Bernanke: Feds Have Tools They Need to Cope with Crisis

On a day that has so far brought somewhat of a lull in the federal government’s efforts to avoid being remembered as the people who brought you “1929: The Sequel,” many eyes were on Federal Reserve chairman Ben Bernanke, who appeared on ABC’s “Good Morning America” and later spoke to The Economic Club of New York. In concisely summarizing to the latter the federal government’s actions over the past few weeks, Bernanke (pictured) struck a measured but confident tone, certainly not implying that the crisis is past the worst, but emphasizing that the government has the tools it needs to deal with the problems and is “well positioned to move forward.” Although the current situation “has many novel aspects” and is significantly different from the one that launched the Great Depression, Bernanke said, it resembles past crises at least in causing a major loss of confidence and trust. He also pointed out that government was often slow to act in the past, with the Hoover administration failing for more than three years to intervene in the financial markets. “That is not the situation we face today,” he said. Although the Fed still vastly favors market-based solutions to troubled companies, Bernanke said, the government will intervene “forcefully and without hesitation” when there is “an unacceptable risk to the financial system as a whole.” He recapped various recent Treasury actions, such as the decision to provide unlimited dollar funding to key central banks overseas and a flurry of moves yesterday by the Federal Deposit Insurance Corp., including those involving interbank lending, protection of non-interest-bearing accounts and a 30-day waiver of fees for these new programs. Another of Bernanke’s themes was that the government is doing its best to minimize the risk to taxpayers in its bailout plans. He noted the announcement that warrants will be used ensure that taxpayers will be able to participate in the upside of the federal government’s interventions and also pointed out the limitations on executive compensation. Bernanke also emphasized that the benefit for taxpayers should be seen not just in the potential returns on the government’s unprecedented equity investments in private companies, but in the bailout’s effects on the overall economy. The U.S. economy, he predicted, will emerge from this crisis “with renewed vigor.” One of the themes emerging from the punditocracy is that realigning misplaced human capital will be a big factor in setting the economy straight.
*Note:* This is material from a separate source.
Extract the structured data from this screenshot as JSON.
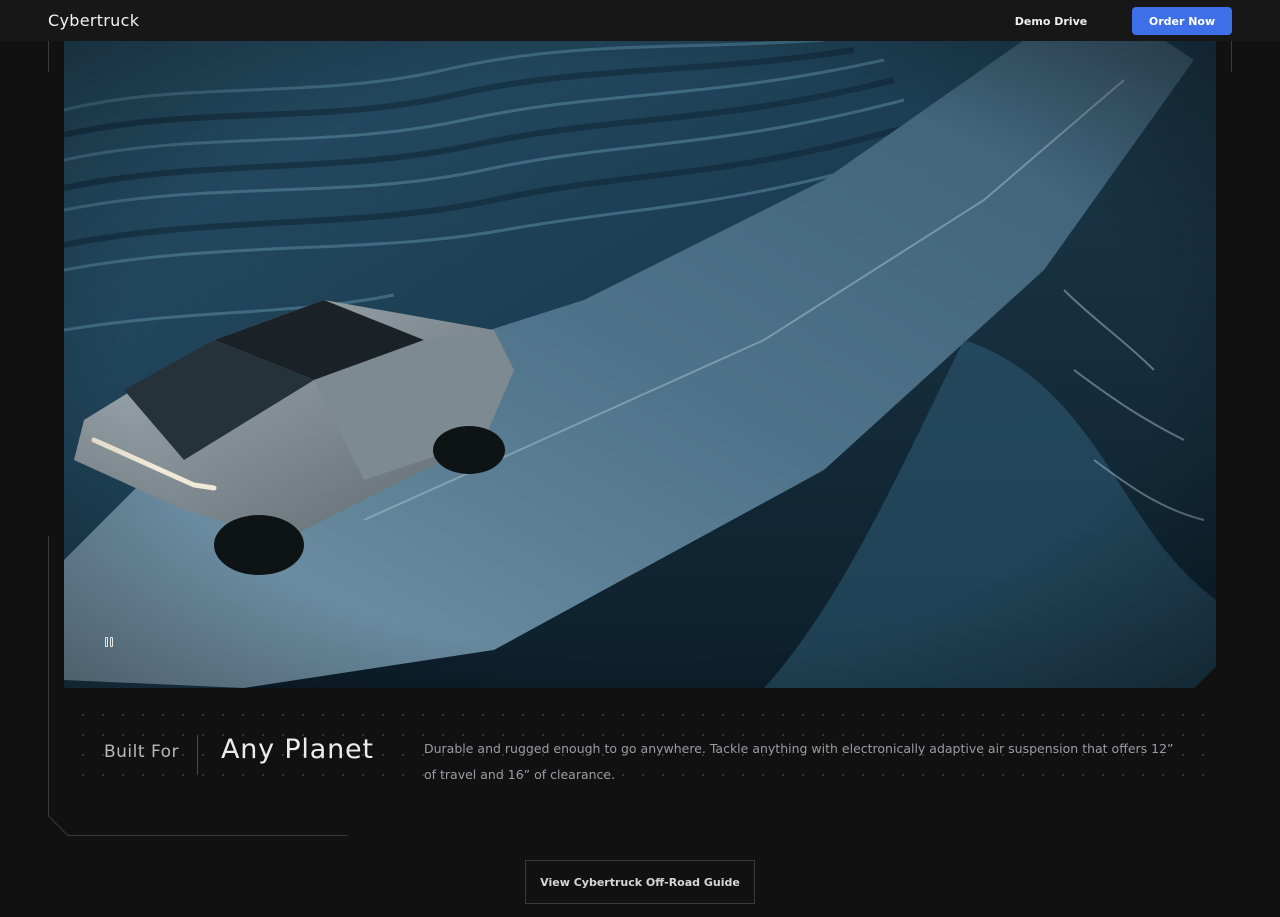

On CNBC this morning, it was noted that 25 percent of the new jobs created over the past 10 years were in financial services or housing. And in his cover essay in the current issue of Newsweek, “There is a Silver Lining,” Fareed Zakaria quoted Boykin Curry, managing director of Eagle Capital Management of New York: “30 percent of S&P 500 profits last year were earned by financial firms, and U.S. consumers were spending $800 billion more than they earned every year. As a result, most of our top math Ph.D.’s were being pulled into nonproductive financial engineering instead of biotech research and fuel technology. Capital expenditure went into retail construction instead of critical infrastructure.” Zakaria added, “If some of the smart people on Wall Street end up building better models of energy usage and efficiency, that would be a net gain for the economy.” It will be interesting to see how, and how explicitly, the next presidential administration addresses this. Finally, as of presstime, the Federal Reserve Board was about to release its latest Beige Book. a summary of and commentary on current economic conditions.